Saturday, December 27, 2008

The Lost World of the Public Library

Here in Las Cruces, New Mexico, the city's public library, called the Branigan Library, sits basically in the center of town. The problem with Las Cruces is that there are no satellite branches, so there's one big library in the center of town.

I'll admit, this isn't a huge city, but for people like me who live on the edges of town, we may find ourselves as far as 10 to 15 miles away from the library. For the more economically disadvantaged in the area (most of whom live on the southern or eastern part of town), this means either a multi-stop, multi-change over bus ride just to get downtown. So for some of them, the public library simply isn't on their to-do-lists.

For me, I try to take my children (as in my sons, not my students) to the library at least twice per month, where we check out books by the dozens. The things I always notice about the library is that it's never very crowded, the majority of people that are in there are there for the public computers, the overwhelming majority of people in there are adults, and that the library is a safe haven for people that have no other place to go.

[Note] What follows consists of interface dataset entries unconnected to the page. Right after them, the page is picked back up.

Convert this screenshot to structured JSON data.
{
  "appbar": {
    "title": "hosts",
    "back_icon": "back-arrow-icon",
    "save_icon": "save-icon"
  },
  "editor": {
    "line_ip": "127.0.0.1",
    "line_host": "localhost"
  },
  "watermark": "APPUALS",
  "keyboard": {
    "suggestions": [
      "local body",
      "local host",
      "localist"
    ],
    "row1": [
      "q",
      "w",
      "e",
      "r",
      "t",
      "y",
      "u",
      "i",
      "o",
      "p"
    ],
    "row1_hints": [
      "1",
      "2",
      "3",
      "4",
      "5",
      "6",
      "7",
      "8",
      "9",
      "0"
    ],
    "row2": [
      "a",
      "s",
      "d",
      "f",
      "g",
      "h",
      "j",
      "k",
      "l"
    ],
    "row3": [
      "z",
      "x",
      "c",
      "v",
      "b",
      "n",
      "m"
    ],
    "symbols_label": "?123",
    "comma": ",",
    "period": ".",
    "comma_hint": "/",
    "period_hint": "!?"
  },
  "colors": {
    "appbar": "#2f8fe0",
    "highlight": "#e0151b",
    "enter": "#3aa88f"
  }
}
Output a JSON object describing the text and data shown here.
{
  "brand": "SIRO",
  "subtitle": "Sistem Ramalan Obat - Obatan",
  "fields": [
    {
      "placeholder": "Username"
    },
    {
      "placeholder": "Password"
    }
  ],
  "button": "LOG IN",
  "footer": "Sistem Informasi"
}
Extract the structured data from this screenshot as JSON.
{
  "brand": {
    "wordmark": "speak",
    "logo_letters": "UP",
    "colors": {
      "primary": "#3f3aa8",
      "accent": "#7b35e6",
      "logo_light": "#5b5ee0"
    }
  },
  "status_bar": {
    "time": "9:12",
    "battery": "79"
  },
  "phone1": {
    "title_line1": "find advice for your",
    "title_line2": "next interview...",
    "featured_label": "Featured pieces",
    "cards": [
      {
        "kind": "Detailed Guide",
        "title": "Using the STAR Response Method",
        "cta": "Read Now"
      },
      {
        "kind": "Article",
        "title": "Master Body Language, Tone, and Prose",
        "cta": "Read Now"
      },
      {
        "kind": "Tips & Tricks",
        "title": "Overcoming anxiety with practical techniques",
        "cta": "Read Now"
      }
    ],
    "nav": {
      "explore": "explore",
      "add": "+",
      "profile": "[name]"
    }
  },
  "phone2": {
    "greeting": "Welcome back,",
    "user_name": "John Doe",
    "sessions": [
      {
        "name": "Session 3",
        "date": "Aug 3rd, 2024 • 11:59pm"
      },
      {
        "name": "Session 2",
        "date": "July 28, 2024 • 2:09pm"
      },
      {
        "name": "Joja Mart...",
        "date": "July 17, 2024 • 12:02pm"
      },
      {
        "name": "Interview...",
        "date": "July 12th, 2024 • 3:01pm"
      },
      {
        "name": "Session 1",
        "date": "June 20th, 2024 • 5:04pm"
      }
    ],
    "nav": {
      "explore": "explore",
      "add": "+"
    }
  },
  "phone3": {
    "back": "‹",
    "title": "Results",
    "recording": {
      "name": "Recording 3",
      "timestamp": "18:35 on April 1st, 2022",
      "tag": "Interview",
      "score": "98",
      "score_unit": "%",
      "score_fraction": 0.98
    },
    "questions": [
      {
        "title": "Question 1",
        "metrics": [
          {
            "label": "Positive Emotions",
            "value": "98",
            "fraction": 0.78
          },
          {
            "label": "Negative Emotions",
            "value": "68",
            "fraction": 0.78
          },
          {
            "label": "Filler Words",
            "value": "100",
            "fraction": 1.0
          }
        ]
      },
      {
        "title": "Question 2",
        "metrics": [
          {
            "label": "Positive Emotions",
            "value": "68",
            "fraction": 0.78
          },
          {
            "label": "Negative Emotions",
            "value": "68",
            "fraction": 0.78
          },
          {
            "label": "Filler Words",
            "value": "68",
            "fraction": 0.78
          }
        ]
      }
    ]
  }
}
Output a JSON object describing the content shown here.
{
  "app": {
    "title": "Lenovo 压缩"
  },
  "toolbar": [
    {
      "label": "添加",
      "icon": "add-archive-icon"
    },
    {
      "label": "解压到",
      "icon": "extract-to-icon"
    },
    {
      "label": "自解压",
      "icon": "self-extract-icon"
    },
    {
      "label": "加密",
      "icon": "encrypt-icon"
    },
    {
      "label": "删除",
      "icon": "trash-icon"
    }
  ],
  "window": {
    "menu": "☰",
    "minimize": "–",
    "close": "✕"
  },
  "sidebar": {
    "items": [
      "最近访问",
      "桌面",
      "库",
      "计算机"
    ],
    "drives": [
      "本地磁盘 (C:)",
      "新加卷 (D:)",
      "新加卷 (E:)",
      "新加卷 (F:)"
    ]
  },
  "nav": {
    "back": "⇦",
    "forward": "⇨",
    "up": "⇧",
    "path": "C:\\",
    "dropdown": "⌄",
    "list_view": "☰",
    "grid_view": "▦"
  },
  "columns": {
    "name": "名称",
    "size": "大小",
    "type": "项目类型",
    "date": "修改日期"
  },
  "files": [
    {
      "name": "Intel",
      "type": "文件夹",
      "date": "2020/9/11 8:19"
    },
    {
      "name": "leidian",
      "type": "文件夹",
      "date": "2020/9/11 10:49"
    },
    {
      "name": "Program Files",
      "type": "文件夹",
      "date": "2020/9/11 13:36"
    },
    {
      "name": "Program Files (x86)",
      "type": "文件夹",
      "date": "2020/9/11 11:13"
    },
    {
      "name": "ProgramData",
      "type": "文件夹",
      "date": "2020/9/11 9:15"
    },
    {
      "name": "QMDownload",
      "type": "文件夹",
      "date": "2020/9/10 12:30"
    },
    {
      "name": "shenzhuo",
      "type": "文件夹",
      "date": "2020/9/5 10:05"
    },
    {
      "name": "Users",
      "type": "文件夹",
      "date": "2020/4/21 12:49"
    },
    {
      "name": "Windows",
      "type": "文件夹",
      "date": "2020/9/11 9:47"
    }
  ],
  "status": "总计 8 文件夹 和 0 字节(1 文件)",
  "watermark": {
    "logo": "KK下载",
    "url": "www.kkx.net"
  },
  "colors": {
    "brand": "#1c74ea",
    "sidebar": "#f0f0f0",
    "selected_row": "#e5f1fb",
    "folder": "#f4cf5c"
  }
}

The problem with this all is that there are never very many children in the library, which is, in my opinion, the people the library should mainly be trying to serve. It's great that there are resources out there for adults, but kids are the ones who need to read, and for most of them, their school libraries are simply not adequate in terms of broad interests in books, and a trip to Barnes & Noble is simply out of the question, because it's so expensive.

After talking to a few of the librarians at the local public library about my concern, they had a few things to say as well. They said that first of all, the libraries are a by-day shelter basically for many homeless people who just want a roof over their heads. They said that as long as these people don't cause any trouble, they have as much right to be in there as anyone else. They confirmed that the majority of patrons enter the library to use the public internet computers, and that on any given day, there are probably ten books checked out to adults for every one to a child.

There are many different directions I can choose to continue on from here, because the issue of how to get kids in the public library, and why it seems that less are going is obviously one that has many influences. Let's just start from the angle of why I have defined public libraries as "the lost world." As a student at New Mexico State University for many years, I have lived near the main undergraduate library (the Zuhl), and have spent time in the graduate library (the Branson).

As an undergradute, I never had any massive need to enter the university libraries, and even now, as a doctoral student, the majority of research and texts that I need can be found online through the university article search features (which aren't cheap, but are included in the cost of tuition).

Applying this to public libraries, I'm beginning to think that people decide that if their kids can't find the books at school, then they can't find them. They decide to find those resources online (if the kid is interested in fantasy books, why take them to the public library to get The Lord of the Rings when they can read fantasy fiction online?) Of course, there's also a major problem of parents not knowing or caring what their kids are reading (if they're reading at all). But that's an entirely different discussion that could go on for days and weeks.

I have asked my own students about their perceptions of the public library, and can basically summarize their opinions in a few ways, which I'll try to do without offending anyone. In the state of New Mexico (I say this because I don't know how it works in other states), a school librarian does not have to be certified as a librarian, in fact, they don't have to be certified at all. They make about the same pay as an educational assistant, and are basically required to have the same amount of education (a high school diploma, some college preferred).

The problem then is that the person in the building who should be a resource to teachers and students alike has less knowledge and skill in the area of children and young adult literacy than probably anybody else in the school. The students see this, have to deal with it every time they walk in the door, and begin to associate the library with boredom and tedium.

This isn't true at the public library level, at least in most decent sized cities. There are many certified librarians who have that appropriate educational background, people who understand literacy issues, who children read and why, and who actually know the books and authors. The problem is, many kids get disillusioned at school, or have apathetic parents, and never make it to the library to begin with.

One of the great, eye opening experiences I've had while running this blog is that I've come across some professional librarians, and they are the people who should be running the libraries, not just at the public level, but in our schools as well. Librarians who read the children and young adult literature, who try very hard to stay at the forefront of new reads, and who know the ways to get those books on their shelves as soon as possible upon their release.

We need more of those people, as well as those who advocate the use of public libraries. We need to educate parents that these places are great resources to keep their children loving literature, a great place for children and adults alike to find not only books, but movies, documentaries, video games, cook books, magazines, etc. We also need to, as teachers and literary professionals, bring clarity to children about the joys of holding a book, and the satisfaction that comes with finishing one. We need to show children how much more fulfilling a book is than a web page or texting on a cell phone. If we can't get kids in the libraries, they surely will become lost, they're already practically empty.